• **Exercise brief**
Entries follow. Return each line that contains the word "controllers".

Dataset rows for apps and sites
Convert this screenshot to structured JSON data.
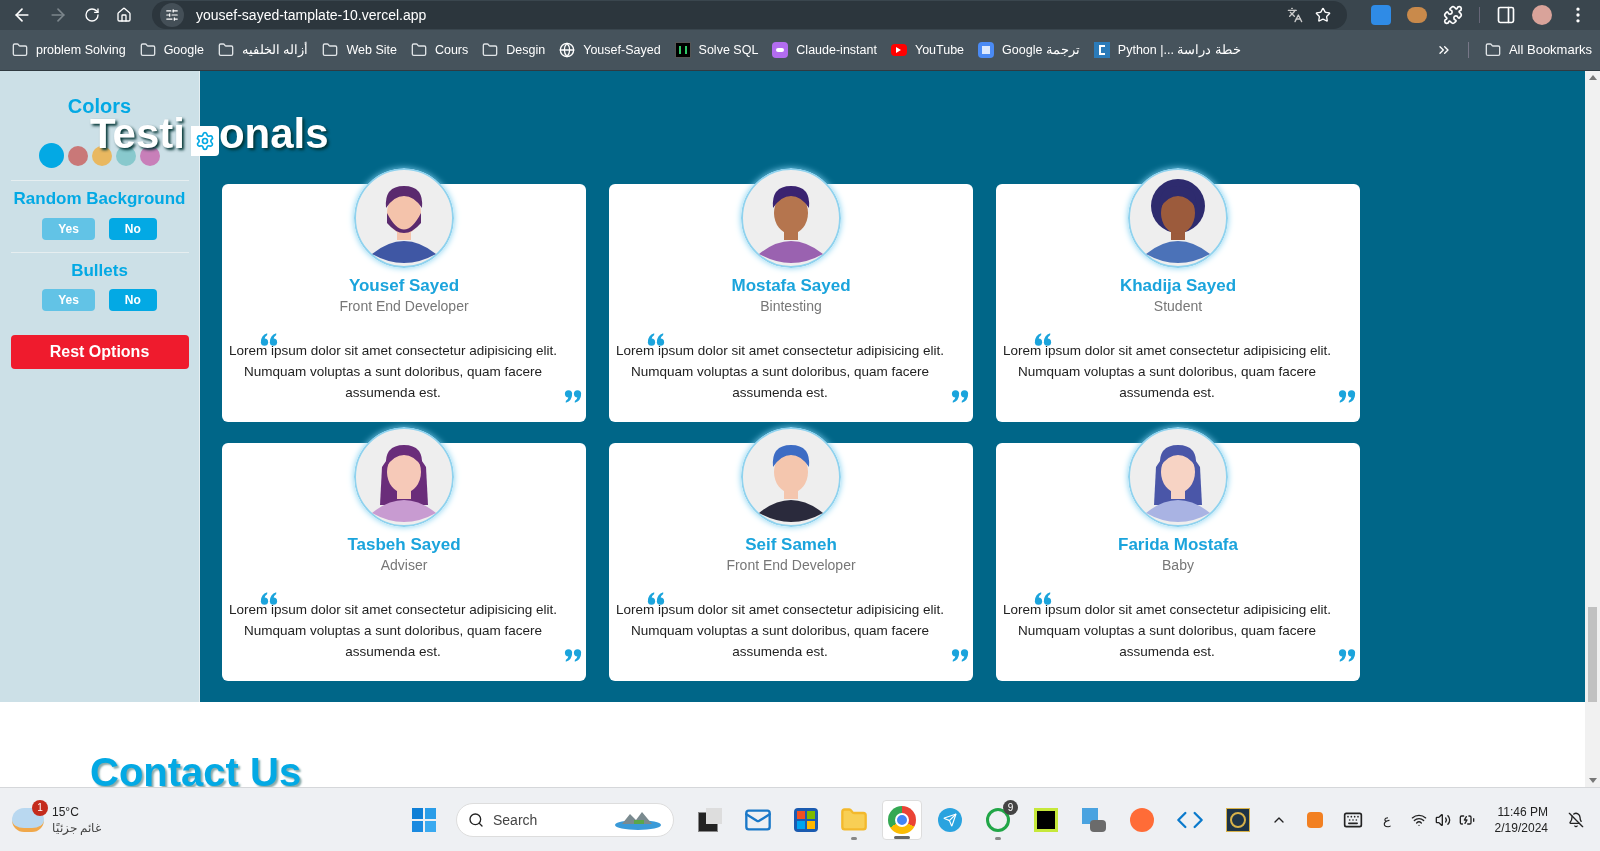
{
  "browser": {
    "url": "yousef-sayed-tamplate-10.vercel.app",
    "forward_disabled": true
  },
  "bookmarks": [
    {
      "kind": "folder",
      "label": "problem Solving"
    },
    {
      "kind": "folder",
      "label": "Google"
    },
    {
      "kind": "folder",
      "label": "أزاله الخلفيه"
    },
    {
      "kind": "folder",
      "label": "Web Site"
    },
    {
      "kind": "folder",
      "label": "Cours"
    },
    {
      "kind": "folder",
      "label": "Desgin"
    },
    {
      "kind": "globe",
      "label": "Yousef-Sayed"
    },
    {
      "kind": "hr",
      "label": "Solve SQL"
    },
    {
      "kind": "bot",
      "label": "Claude-instant"
    },
    {
      "kind": "video",
      "label": "YouTube"
    },
    {
      "kind": "translate",
      "label": "Google ترجمة"
    },
    {
      "kind": "letter",
      "label": "Python |... خطة دراسة"
    }
  ],
  "all_bookmarks": "All Bookmarks",
  "sidebar": {
    "colors_title": "Colors",
    "colors": [
      {
        "color": "#03a9e4",
        "selected": true
      },
      {
        "color": "#c97878",
        "selected": false
      },
      {
        "color": "#e9b860",
        "selected": false
      },
      {
        "color": "#88c9cd",
        "selected": false
      },
      {
        "color": "#c87fb9",
        "selected": false
      }
    ],
    "options": [
      {
        "title": "Random Background",
        "choices": [
          {
            "label": "Yes",
            "selected": false
          },
          {
            "label": "No",
            "selected": true
          }
        ]
      },
      {
        "title": "Bullets",
        "choices": [
          {
            "label": "Yes",
            "selected": false
          },
          {
            "label": "No",
            "selected": true
          }
        ]
      }
    ],
    "reset": "Rest Options"
  },
  "testimonials": {
    "title_parts": [
      "Testi",
      "onals"
    ],
    "cards": [
      {
        "name": "Yousef Sayed",
        "role": "Front End Developer",
        "quote": "Lorem ipsum dolor sit amet consectetur adipisicing elit. Numquam voluptas a sunt doloribus, quam facere assumenda est."
      },
      {
        "name": "Mostafa Sayed",
        "role": "Bintesting",
        "quote": "Lorem ipsum dolor sit amet consectetur adipisicing elit. Numquam voluptas a sunt doloribus, quam facere assumenda est."
      },
      {
        "name": "Khadija Sayed",
        "role": "Student",
        "quote": "Lorem ipsum dolor sit amet consectetur adipisicing elit. Numquam voluptas a sunt doloribus, quam facere assumenda est."
      },
      {
        "name": "Tasbeh Sayed",
        "role": "Adviser",
        "quote": "Lorem ipsum dolor sit amet consectetur adipisicing elit. Numquam voluptas a sunt doloribus, quam facere assumenda est."
      },
      {
        "name": "Seif Sameh",
        "role": "Front End Developer",
        "quote": "Lorem ipsum dolor sit amet consectetur adipisicing elit. Numquam voluptas a sunt doloribus, quam facere assumenda est."
      },
      {
        "name": "Farida Mostafa",
        "role": "Baby",
        "quote": "Lorem ipsum dolor sit amet consectetur adipisicing elit. Numquam voluptas a sunt doloribus, quam facere assumenda est."
      }
    ]
  },
  "contact": {
    "title": "Contact Us"
  },
  "taskbar": {
    "weather": {
      "temp": "15°C",
      "condition": "غائم جزئيًا",
      "badge": "1"
    },
    "search": {
      "placeholder": "Search"
    },
    "apps": [
      {
        "kind": "taskview",
        "running": false,
        "selected": false
      },
      {
        "kind": "mail",
        "running": false,
        "selected": false
      },
      {
        "kind": "store",
        "running": false,
        "selected": false
      },
      {
        "kind": "explorer",
        "running": true,
        "selected": false
      },
      {
        "kind": "chrome",
        "running": true,
        "selected": true
      },
      {
        "kind": "telegram",
        "running": false,
        "selected": false
      },
      {
        "kind": "whatsapp",
        "running": true,
        "selected": false,
        "badge": "9"
      },
      {
        "kind": "pycharm",
        "running": false,
        "selected": false
      },
      {
        "kind": "vpn",
        "running": false,
        "selected": false
      },
      {
        "kind": "postman",
        "running": false,
        "selected": false
      },
      {
        "kind": "vscode",
        "running": false,
        "selected": false
      },
      {
        "kind": "ring",
        "running": false,
        "selected": false
      }
    ],
    "language": "ع",
    "time": "11:46 PM",
    "date": "2/19/2024"
  }
}
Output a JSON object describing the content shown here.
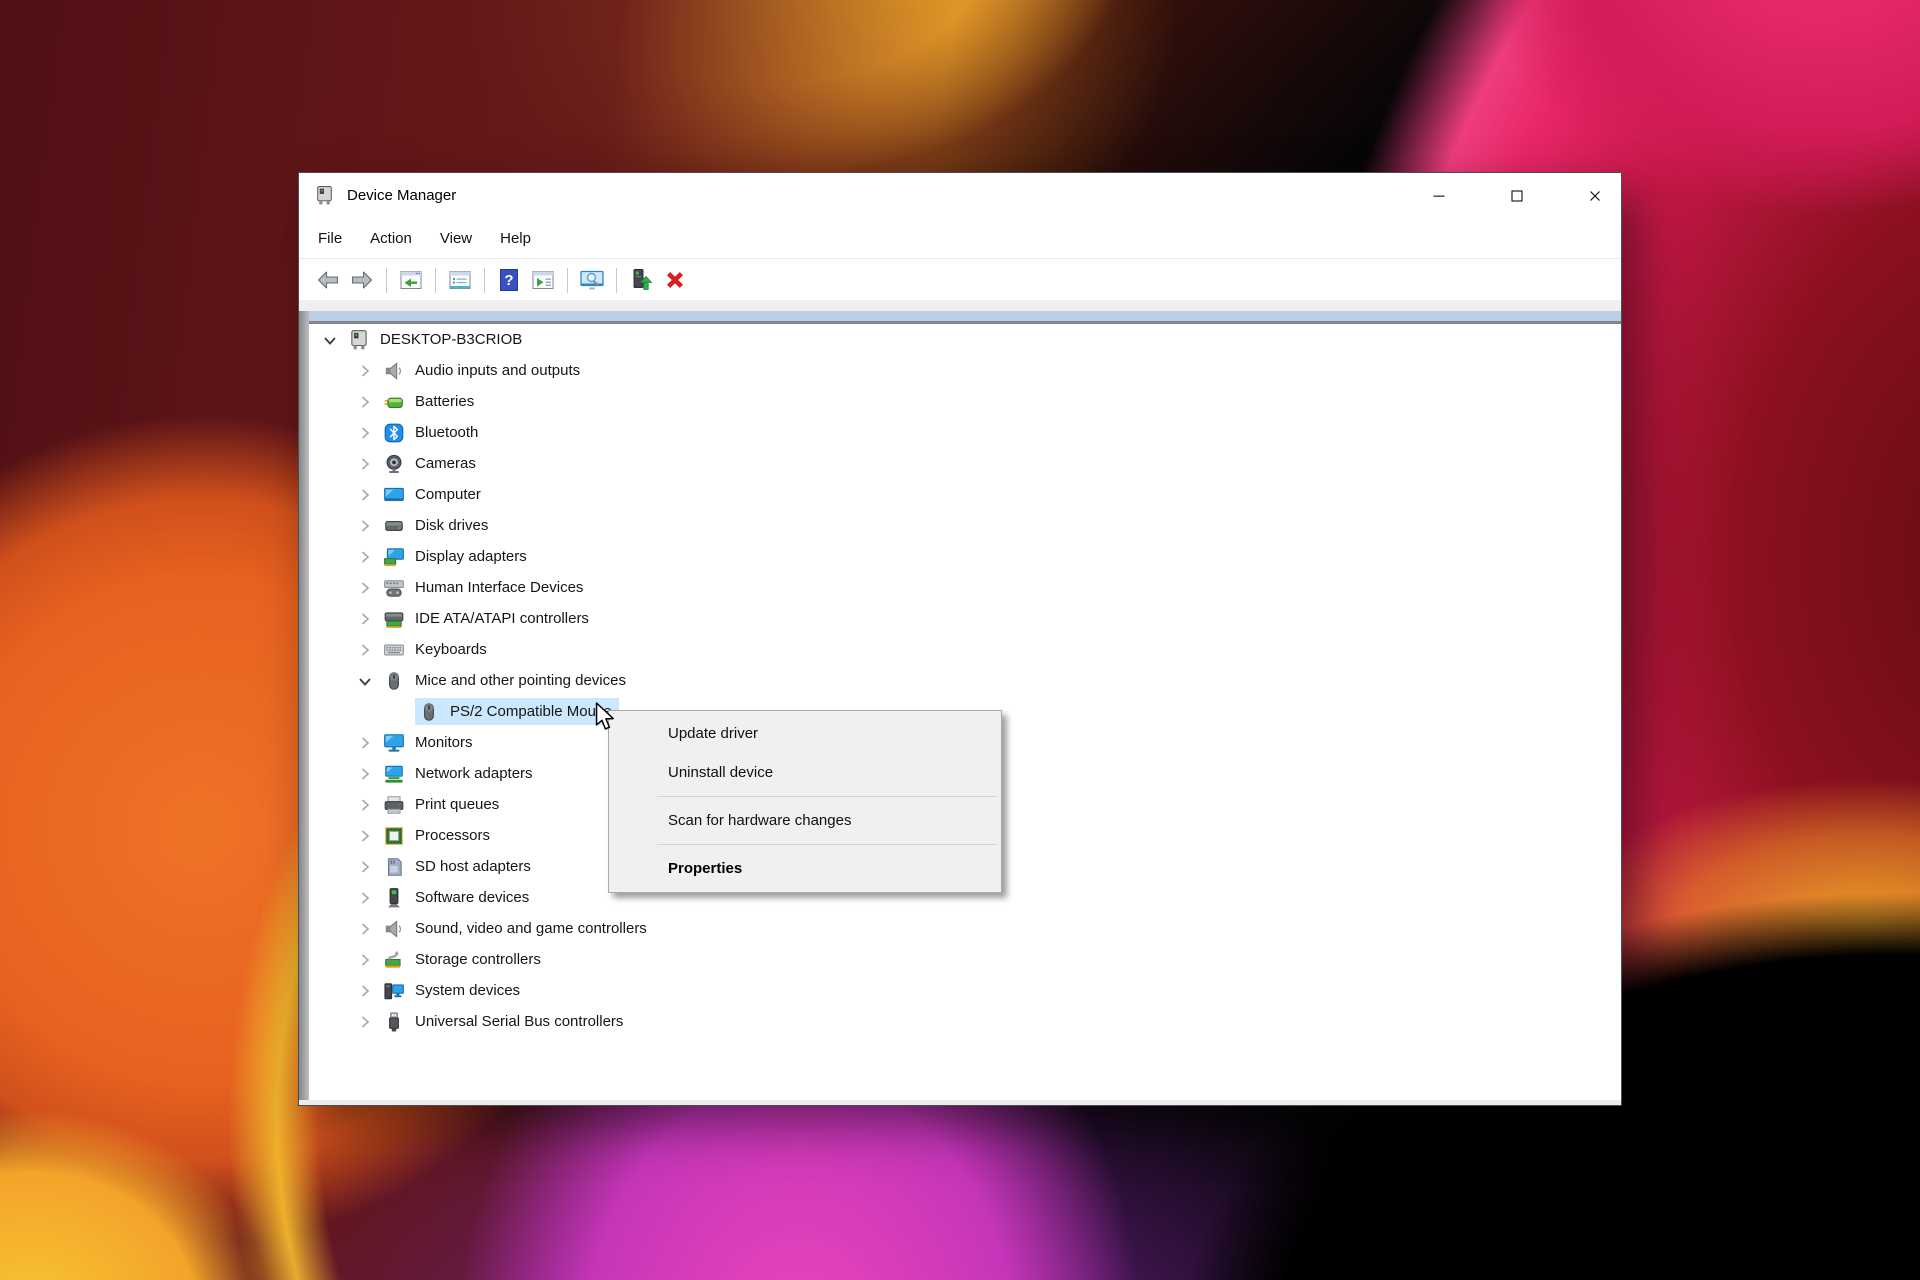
{
  "window": {
    "title": "Device Manager",
    "title_icon": "device-manager-icon",
    "caption_buttons": [
      "minimize",
      "maximize",
      "close"
    ],
    "menu": [
      "File",
      "Action",
      "View",
      "Help"
    ]
  },
  "toolbar": {
    "icons": [
      "back-icon",
      "forward-icon",
      "separator",
      "console-tree-icon",
      "separator",
      "properties-icon",
      "separator",
      "help-icon",
      "action-pane-icon",
      "separator",
      "scan-hardware-icon",
      "separator",
      "update-driver-icon",
      "uninstall-device-icon"
    ]
  },
  "tree": {
    "items": [
      {
        "label": "DESKTOP-B3CRIOB",
        "icon": "device-manager-icon",
        "level": 0,
        "state": "expanded",
        "selected": false
      },
      {
        "label": "Audio inputs and outputs",
        "icon": "speaker-icon",
        "level": 1,
        "state": "collapsed",
        "selected": false
      },
      {
        "label": "Batteries",
        "icon": "battery-icon",
        "level": 1,
        "state": "collapsed",
        "selected": false
      },
      {
        "label": "Bluetooth",
        "icon": "bluetooth-icon",
        "level": 1,
        "state": "collapsed",
        "selected": false
      },
      {
        "label": "Cameras",
        "icon": "camera-icon",
        "level": 1,
        "state": "collapsed",
        "selected": false
      },
      {
        "label": "Computer",
        "icon": "monitor-icon",
        "level": 1,
        "state": "collapsed",
        "selected": false
      },
      {
        "label": "Disk drives",
        "icon": "disk-icon",
        "level": 1,
        "state": "collapsed",
        "selected": false
      },
      {
        "label": "Display adapters",
        "icon": "display-adapter-icon",
        "level": 1,
        "state": "collapsed",
        "selected": false
      },
      {
        "label": "Human Interface Devices",
        "icon": "hid-icon",
        "level": 1,
        "state": "collapsed",
        "selected": false
      },
      {
        "label": "IDE ATA/ATAPI controllers",
        "icon": "ide-icon",
        "level": 1,
        "state": "collapsed",
        "selected": false
      },
      {
        "label": "Keyboards",
        "icon": "keyboard-icon",
        "level": 1,
        "state": "collapsed",
        "selected": false
      },
      {
        "label": "Mice and other pointing devices",
        "icon": "mouse-icon",
        "level": 1,
        "state": "expanded",
        "selected": false
      },
      {
        "label": "PS/2 Compatible Mouse",
        "icon": "mouse-icon",
        "level": 2,
        "state": "leaf",
        "selected": true
      },
      {
        "label": "Monitors",
        "icon": "monitor-stand-icon",
        "level": 1,
        "state": "collapsed",
        "selected": false
      },
      {
        "label": "Network adapters",
        "icon": "network-adapter-icon",
        "level": 1,
        "state": "collapsed",
        "selected": false
      },
      {
        "label": "Print queues",
        "icon": "printer-icon",
        "level": 1,
        "state": "collapsed",
        "selected": false
      },
      {
        "label": "Processors",
        "icon": "cpu-icon",
        "level": 1,
        "state": "collapsed",
        "selected": false
      },
      {
        "label": "SD host adapters",
        "icon": "sd-card-icon",
        "level": 1,
        "state": "collapsed",
        "selected": false
      },
      {
        "label": "Software devices",
        "icon": "software-device-icon",
        "level": 1,
        "state": "collapsed",
        "selected": false
      },
      {
        "label": "Sound, video and game controllers",
        "icon": "speaker-icon",
        "level": 1,
        "state": "collapsed",
        "selected": false
      },
      {
        "label": "Storage controllers",
        "icon": "storage-controller-icon",
        "level": 1,
        "state": "collapsed",
        "selected": false
      },
      {
        "label": "System devices",
        "icon": "system-device-icon",
        "level": 1,
        "state": "collapsed",
        "selected": false
      },
      {
        "label": "Universal Serial Bus controllers",
        "icon": "usb-icon",
        "level": 1,
        "state": "collapsed",
        "selected": false
      }
    ]
  },
  "context_menu": {
    "items": [
      {
        "label": "Update driver",
        "bold": false,
        "divider_after": false
      },
      {
        "label": "Uninstall device",
        "bold": false,
        "divider_after": true
      },
      {
        "label": "Scan for hardware changes",
        "bold": false,
        "divider_after": true
      },
      {
        "label": "Properties",
        "bold": true,
        "divider_after": false
      }
    ]
  },
  "colors": {
    "selection_highlight": "#cce8ff",
    "context_menu_bg": "#f0f0f0",
    "tree_band_blue": "#b9cfe6"
  }
}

• **Solved problem**
        "label": "IDE ATA/ATAPI controllers",
        "label": "Sound, video and game controllers",
        "label": "Storage controllers",
        "label": "Universal Serial Bus controllers",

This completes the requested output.